+++ RECORD SET +++

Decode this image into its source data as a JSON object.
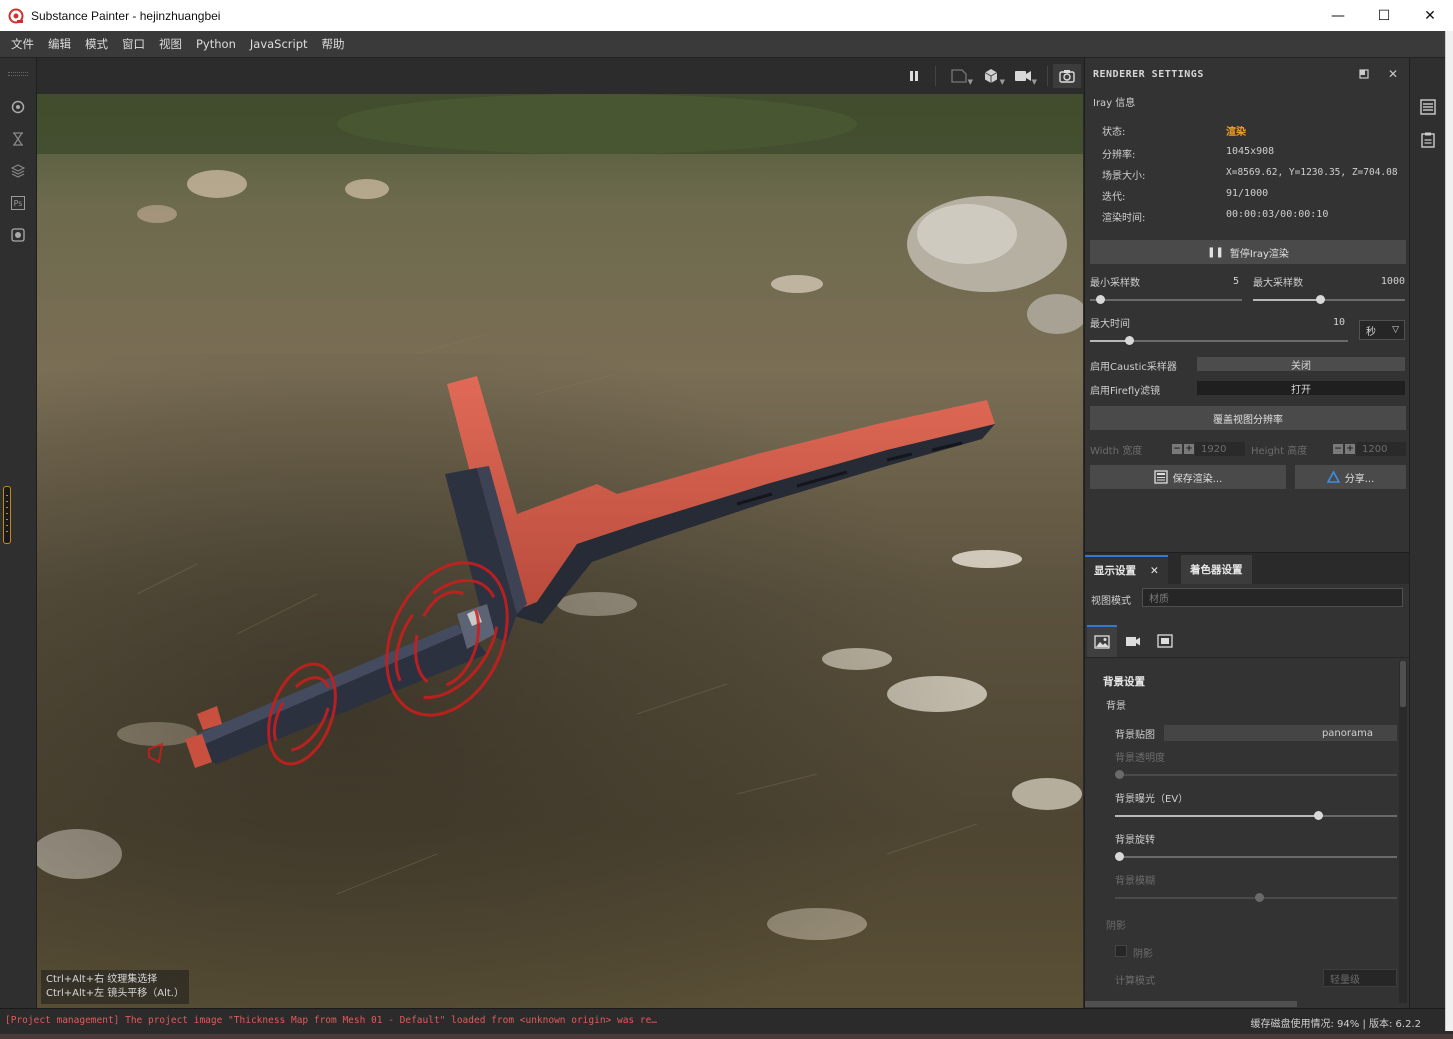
{
  "window": {
    "title": "Substance Painter - hejinzhuangbei",
    "minimize": "—",
    "maximize": "☐",
    "close": "✕"
  },
  "menu": [
    "文件",
    "编辑",
    "模式",
    "窗口",
    "视图",
    "Python",
    "JavaScript",
    "帮助"
  ],
  "viewport": {
    "toolbar_icons": [
      "pause-icon",
      "camera-frame-icon",
      "cube-icon",
      "video-camera-icon",
      "screenshot-camera-icon"
    ],
    "hints": [
      "Ctrl+Alt+右 纹理集选择",
      "Ctrl+Alt+左 镜头平移（Alt.）"
    ]
  },
  "left_toolbar_icons": [
    "shader-ball-icon",
    "hourglass-icon",
    "layer-stack-icon",
    "photoshop-icon",
    "camera-lens-icon"
  ],
  "right_toolbar_icons": [
    "layers-panel-icon",
    "notes-icon"
  ],
  "renderer": {
    "title": "RENDERER SETTINGS",
    "info_header": "Iray 信息",
    "status_label": "状态:",
    "status_value": "渲染",
    "resolution_label": "分辨率:",
    "resolution_value": "1045x908",
    "scene_size_label": "场景大小:",
    "scene_size_value": "X=8569.62,  Y=1230.35,  Z=704.08",
    "iterations_label": "迭代:",
    "iterations_value": "91/1000",
    "render_time_label": "渲染时间:",
    "render_time_value": "00:00:03/00:00:10",
    "pause_button": "暂停Iray渲染",
    "min_samples_label": "最小采样数",
    "min_samples_value": "5",
    "max_samples_label": "最大采样数",
    "max_samples_value": "1000",
    "max_time_label": "最大时间",
    "max_time_value": "10",
    "time_unit": "秒",
    "caustic_label": "启用Caustic采样器",
    "caustic_value": "关闭",
    "firefly_label": "启用Firefly滤镜",
    "firefly_value": "打开",
    "override_button": "覆盖视图分辨率",
    "width_label": "Width 宽度",
    "width_value": "1920",
    "height_label": "Height 高度",
    "height_value": "1200",
    "save_button": "保存渲染...",
    "share_button": "分享..."
  },
  "display": {
    "tab_display": "显示设置",
    "tab_shader": "着色器设置",
    "view_mode_label": "视图模式",
    "view_mode_value": "材质",
    "section_bg": "背景设置",
    "bg_group": "背景",
    "bg_map_label": "背景贴图",
    "bg_map_value": "panorama",
    "bg_opacity_label": "背景透明度",
    "bg_exposure_label": "背景曝光（EV）",
    "bg_rotation_label": "背景旋转",
    "bg_blur_label": "背景模糊",
    "shadow_group": "阴影",
    "shadow_label": "阴影",
    "calc_mode_label": "计算模式",
    "calc_mode_value": "轻量级"
  },
  "status": {
    "log": "[Project management] The project image \"Thickness Map from Mesh 01 - Default\" loaded from <unknown origin> was re…",
    "cache_usage": "缓存磁盘使用情况:   94%  |  版本:   6.2.2"
  },
  "colors": {
    "accent_blue": "#2e7bd6",
    "status_orange": "#f0a020",
    "log_red": "#e25a5a",
    "blade_red": "#d9604f"
  }
}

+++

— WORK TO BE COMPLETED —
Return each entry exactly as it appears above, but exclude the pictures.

— WRITTEN SOLUTION —
Decode this image into its source data as a JSON object.
{
  "window": {
    "title": "Substance Painter - hejinzhuangbei",
    "minimize": "—",
    "maximize": "☐",
    "close": "✕"
  },
  "menu": [
    "文件",
    "编辑",
    "模式",
    "窗口",
    "视图",
    "Python",
    "JavaScript",
    "帮助"
  ],
  "viewport": {
    "toolbar_icons": [
      "pause-icon",
      "camera-frame-icon",
      "cube-icon",
      "video-camera-icon",
      "screenshot-camera-icon"
    ],
    "hints": [
      "Ctrl+Alt+右 纹理集选择",
      "Ctrl+Alt+左 镜头平移（Alt.）"
    ]
  },
  "left_toolbar_icons": [
    "shader-ball-icon",
    "hourglass-icon",
    "layer-stack-icon",
    "photoshop-icon",
    "camera-lens-icon"
  ],
  "right_toolbar_icons": [
    "layers-panel-icon",
    "notes-icon"
  ],
  "renderer": {
    "title": "RENDERER SETTINGS",
    "info_header": "Iray 信息",
    "status_label": "状态:",
    "status_value": "渲染",
    "resolution_label": "分辨率:",
    "resolution_value": "1045x908",
    "scene_size_label": "场景大小:",
    "scene_size_value": "X=8569.62,  Y=1230.35,  Z=704.08",
    "iterations_label": "迭代:",
    "iterations_value": "91/1000",
    "render_time_label": "渲染时间:",
    "render_time_value": "00:00:03/00:00:10",
    "pause_button": "暂停Iray渲染",
    "min_samples_label": "最小采样数",
    "min_samples_value": "5",
    "max_samples_label": "最大采样数",
    "max_samples_value": "1000",
    "max_time_label": "最大时间",
    "max_time_value": "10",
    "time_unit": "秒",
    "caustic_label": "启用Caustic采样器",
    "caustic_value": "关闭",
    "firefly_label": "启用Firefly滤镜",
    "firefly_value": "打开",
    "override_button": "覆盖视图分辨率",
    "width_label": "Width 宽度",
    "width_value": "1920",
    "height_label": "Height 高度",
    "height_value": "1200",
    "save_button": "保存渲染...",
    "share_button": "分享..."
  },
  "display": {
    "tab_display": "显示设置",
    "tab_shader": "着色器设置",
    "view_mode_label": "视图模式",
    "view_mode_value": "材质",
    "section_bg": "背景设置",
    "bg_group": "背景",
    "bg_map_label": "背景贴图",
    "bg_map_value": "panorama",
    "bg_opacity_label": "背景透明度",
    "bg_exposure_label": "背景曝光（EV）",
    "bg_rotation_label": "背景旋转",
    "bg_blur_label": "背景模糊",
    "shadow_group": "阴影",
    "shadow_label": "阴影",
    "calc_mode_label": "计算模式",
    "calc_mode_value": "轻量级"
  },
  "status": {
    "log": "[Project management] The project image \"Thickness Map from Mesh 01 - Default\" loaded from <unknown origin> was re…",
    "cache_usage": "缓存磁盘使用情况:   94%  |  版本:   6.2.2"
  },
  "colors": {
    "accent_blue": "#2e7bd6",
    "status_orange": "#f0a020",
    "log_red": "#e25a5a",
    "blade_red": "#d9604f"
  }
}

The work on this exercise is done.